ROMANS: Was a really wet month for, you know, the mid-Atlantic and the northeast states. So it's still raining.

JARRETT: It's a pile on --

ROMANS: We've got all these -- you know, old -- you know -- old leafy neighborhoods where these trees are going to come down. So watch this space here in the northeast. Meantime, search and rescue efforts underway in Tennessee. Severe flooding there killed 21 people, left at least 20 still missing. Flash floods swept through Humphreys County, that's about 60 miles west of Nashville. On Saturday, more than 17 inches of rain drenched the area. And an unofficial state record for the most rainfall in a 24-hour span. Among those killed in this flooding, two toddlers.


UNIDENTIFIED MALE: There's houses moved off of their foundation. Cars and trees. I mean, this is -- this is almost a biblical proportions here, like a massive tornado come through here.

UNIDENTIFIED FEMALE: They literally came in as -- it came in five minutes. Five minutes, it was in. It was flooded. It was so much more water than I've ever seen in my life.


ROMANS: The floods damaged numerous roads and schools and homes. A local official saying the community will need federal assistance to recover from the devastation. Nick Valencia is on the ground for us with more.

NICK VALENCIA, CNN CORRESPONDENT: Laura and Christine, the governor of Tennessee called this a devastating event. And looking at the images, you could certainly understand why? We tried to make our way safely to the hardest hit area, but encountered washed-out roads and downed bridges, and the remnants of this severe storm system that swept through here over the weekend.

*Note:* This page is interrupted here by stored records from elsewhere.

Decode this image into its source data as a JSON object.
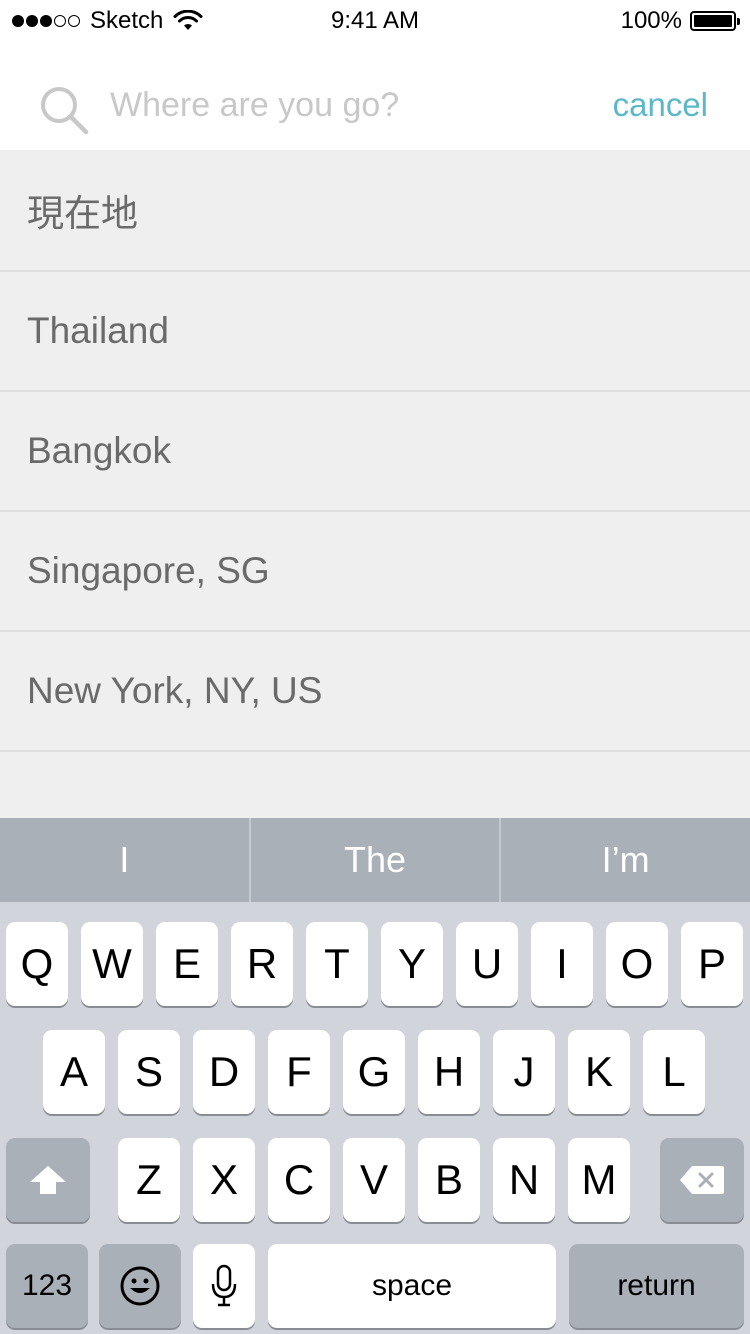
{
  "status_bar": {
    "carrier": "Sketch",
    "time": "9:41 AM",
    "battery_percent": "100%",
    "signal_bars": 3,
    "signal_total": 5
  },
  "search": {
    "placeholder": "Where are you go?",
    "value": "",
    "cancel_label": "cancel",
    "accent_color": "#5bb8c9"
  },
  "locations": [
    "現在地",
    "Thailand",
    "Bangkok",
    "Singapore, SG",
    "New York, NY, US"
  ],
  "keyboard": {
    "suggestions": [
      "I",
      "The",
      "I’m"
    ],
    "row1": [
      "Q",
      "W",
      "E",
      "R",
      "T",
      "Y",
      "U",
      "I",
      "O",
      "P"
    ],
    "row2": [
      "A",
      "S",
      "D",
      "F",
      "G",
      "H",
      "J",
      "K",
      "L"
    ],
    "row3": [
      "Z",
      "X",
      "C",
      "V",
      "B",
      "N",
      "M"
    ],
    "numbers_label": "123",
    "space_label": "space",
    "return_label": "return",
    "icons": {
      "shift": "shift-icon",
      "delete": "delete-icon",
      "emoji": "emoji-icon",
      "mic": "microphone-icon"
    }
  }
}
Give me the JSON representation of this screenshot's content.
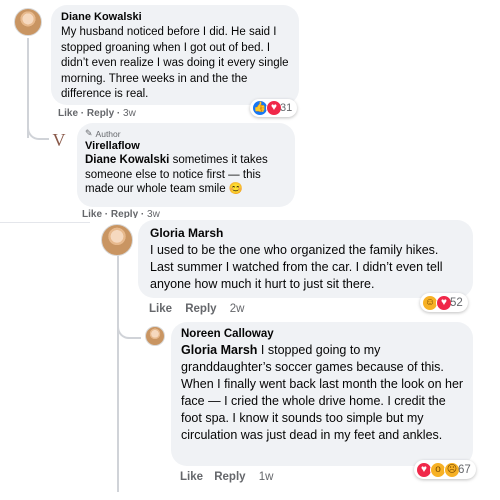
{
  "comments": [
    {
      "author": "Diane Kowalski",
      "text": "My husband noticed before I did. He said I stopped groaning when I got out of bed. I didn’t even realize I was doing it every single morning. Three weeks in and the the difference is real.",
      "like_label": "Like",
      "reply_label": "Reply",
      "time": "3w",
      "reaction_icons": [
        "like-icon",
        "love-icon"
      ],
      "reaction_count": "31"
    },
    {
      "badge": "Author",
      "author": "Virellaflow",
      "logo_letter": "V",
      "mention": "Diane Kowalski",
      "text": " sometimes it takes someone else to notice first — this made our whole team smile 😊",
      "like_label": "Like",
      "reply_label": "Reply",
      "time": "3w"
    },
    {
      "author": "Gloria Marsh",
      "text": "I used to be the one who organized the family hikes. Last summer I watched from the car. I didn’t even tell anyone how much it hurt to just sit there.",
      "like_label": "Like",
      "reply_label": "Reply",
      "time": "2w",
      "reaction_icons": [
        "care-icon",
        "love-icon"
      ],
      "reaction_count": "52"
    },
    {
      "author": "Noreen Calloway",
      "mention": "Gloria Marsh",
      "text": " I stopped going to my granddaughter’s soccer games because of this. When I finally went back last month the look on her face — I cried the whole drive home. I credit the foot spa. I know it sounds too simple but my circulation was just dead in my feet and ankles.",
      "like_label": "Like",
      "reply_label": "Reply",
      "time": "1w",
      "reaction_icons": [
        "love-icon",
        "wow-icon",
        "sad-icon"
      ],
      "reaction_count": "67"
    }
  ],
  "colors": {
    "bubble": "#f0f2f5",
    "meta_text": "#65676b",
    "like_blue": "#1877f2",
    "love_red": "#f02849",
    "emoji_yellow": "#f7b125"
  }
}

And it's worst, according to the National Weather Service, there was 17 inches of rain that fell in Humphreys County in a matter of 24 hours.

But eye witnesses, those who lived through it say, it was something like someone outside of their home standing outside with a fire hose. The rain and water was just relentless and what's been left behind is just utter catastrophe. We spoke to residents who say that they know people among the missing, and say there was a lower income housing project right behind a Dollar General store that has many people missing. Still, they try to make their way up to the rooftops, but were swept away by that fast-moving water, according to eye witnesses.

And as the week starts, the recovery will continue, and there is certainly a lot of it left. Laura, Christine?

ROMANS: All right, Nick, thank you.

JARRETT: Nick, thanks for that. In just a short time ago, Vice President Kamala Harris addressing this crisis in Afghanistan.


KAMALA HARRIS, VICE PRESIDENT, UNITED STATES: Right now, we are singularly focused on evacuating American citizens, Afghans who worked with us, and Afghans who are vulnerable, including women and children.


JARRETT: She is set to speak to troops. That's next.